[[ MATERIAL FOR THE TASK open ]]

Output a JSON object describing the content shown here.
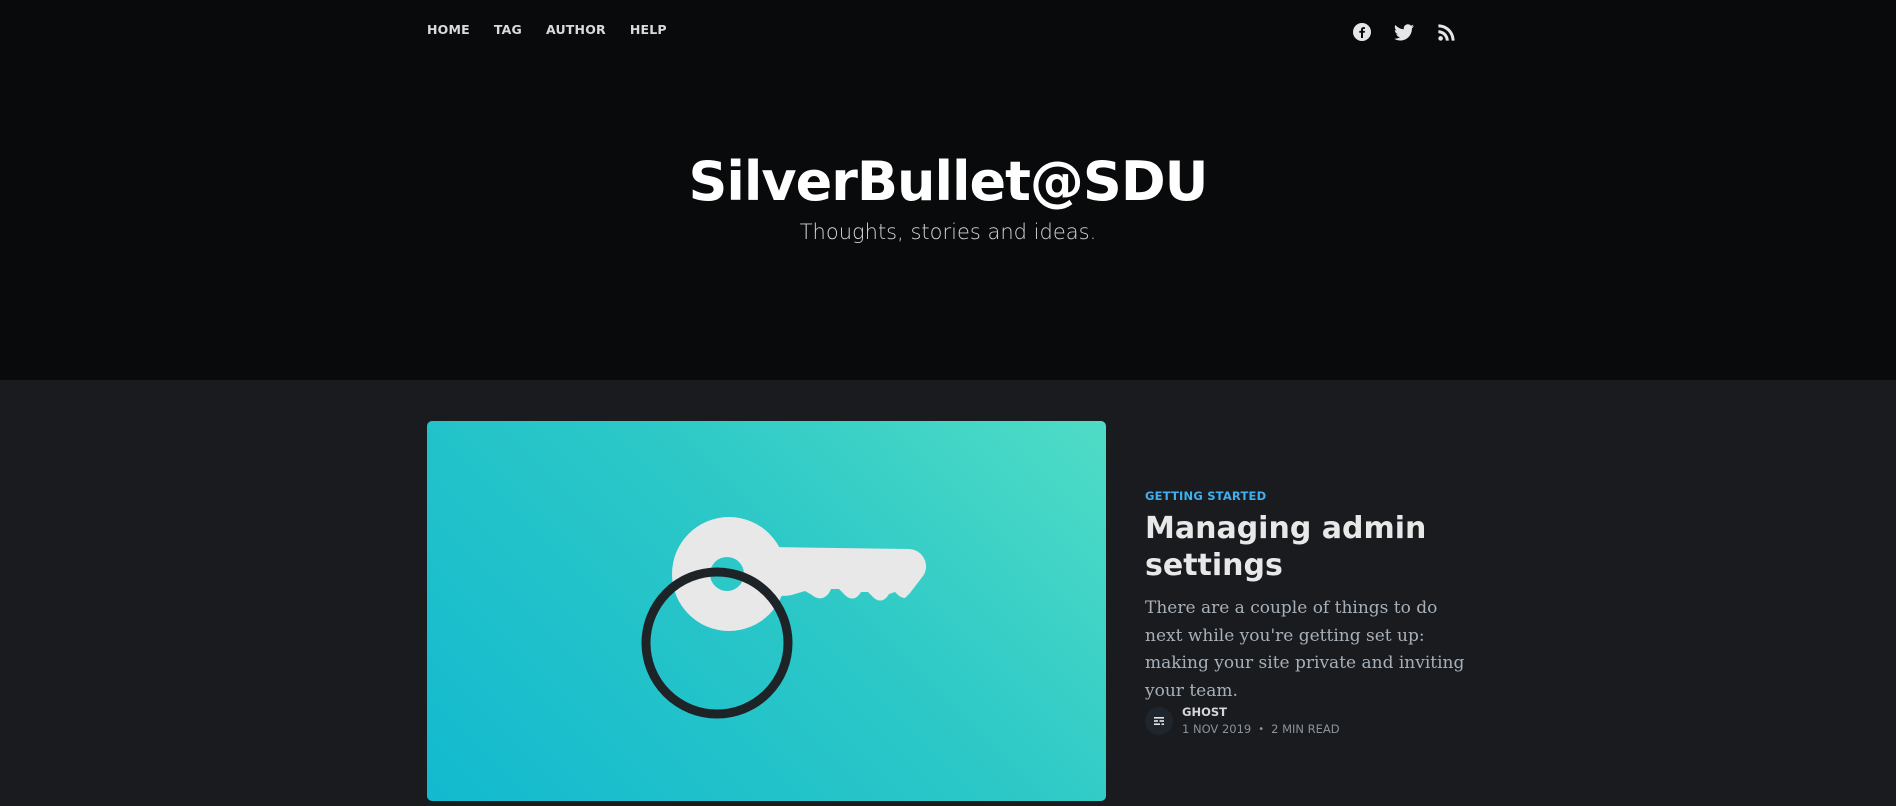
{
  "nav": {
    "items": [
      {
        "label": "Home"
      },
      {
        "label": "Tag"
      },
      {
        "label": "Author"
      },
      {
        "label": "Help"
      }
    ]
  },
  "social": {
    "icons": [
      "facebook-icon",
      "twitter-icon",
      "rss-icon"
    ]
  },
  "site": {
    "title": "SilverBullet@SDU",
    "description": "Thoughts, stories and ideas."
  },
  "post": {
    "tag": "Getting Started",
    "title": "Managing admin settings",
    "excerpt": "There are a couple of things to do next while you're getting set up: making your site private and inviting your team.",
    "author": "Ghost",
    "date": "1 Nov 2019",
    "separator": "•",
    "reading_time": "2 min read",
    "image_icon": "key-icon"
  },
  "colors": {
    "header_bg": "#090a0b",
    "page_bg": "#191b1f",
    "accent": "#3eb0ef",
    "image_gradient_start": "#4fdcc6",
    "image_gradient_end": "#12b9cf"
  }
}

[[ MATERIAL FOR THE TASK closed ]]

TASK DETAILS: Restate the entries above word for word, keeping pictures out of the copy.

WRITTEN RESPONSE:
Output a JSON object describing the content shown here.
{
  "nav": {
    "items": [
      {
        "label": "Home"
      },
      {
        "label": "Tag"
      },
      {
        "label": "Author"
      },
      {
        "label": "Help"
      }
    ]
  },
  "social": {
    "icons": [
      "facebook-icon",
      "twitter-icon",
      "rss-icon"
    ]
  },
  "site": {
    "title": "SilverBullet@SDU",
    "description": "Thoughts, stories and ideas."
  },
  "post": {
    "tag": "Getting Started",
    "title": "Managing admin settings",
    "excerpt": "There are a couple of things to do next while you're getting set up: making your site private and inviting your team.",
    "author": "Ghost",
    "date": "1 Nov 2019",
    "separator": "•",
    "reading_time": "2 min read",
    "image_icon": "key-icon"
  },
  "colors": {
    "header_bg": "#090a0b",
    "page_bg": "#191b1f",
    "accent": "#3eb0ef",
    "image_gradient_start": "#4fdcc6",
    "image_gradient_end": "#12b9cf"
  }
}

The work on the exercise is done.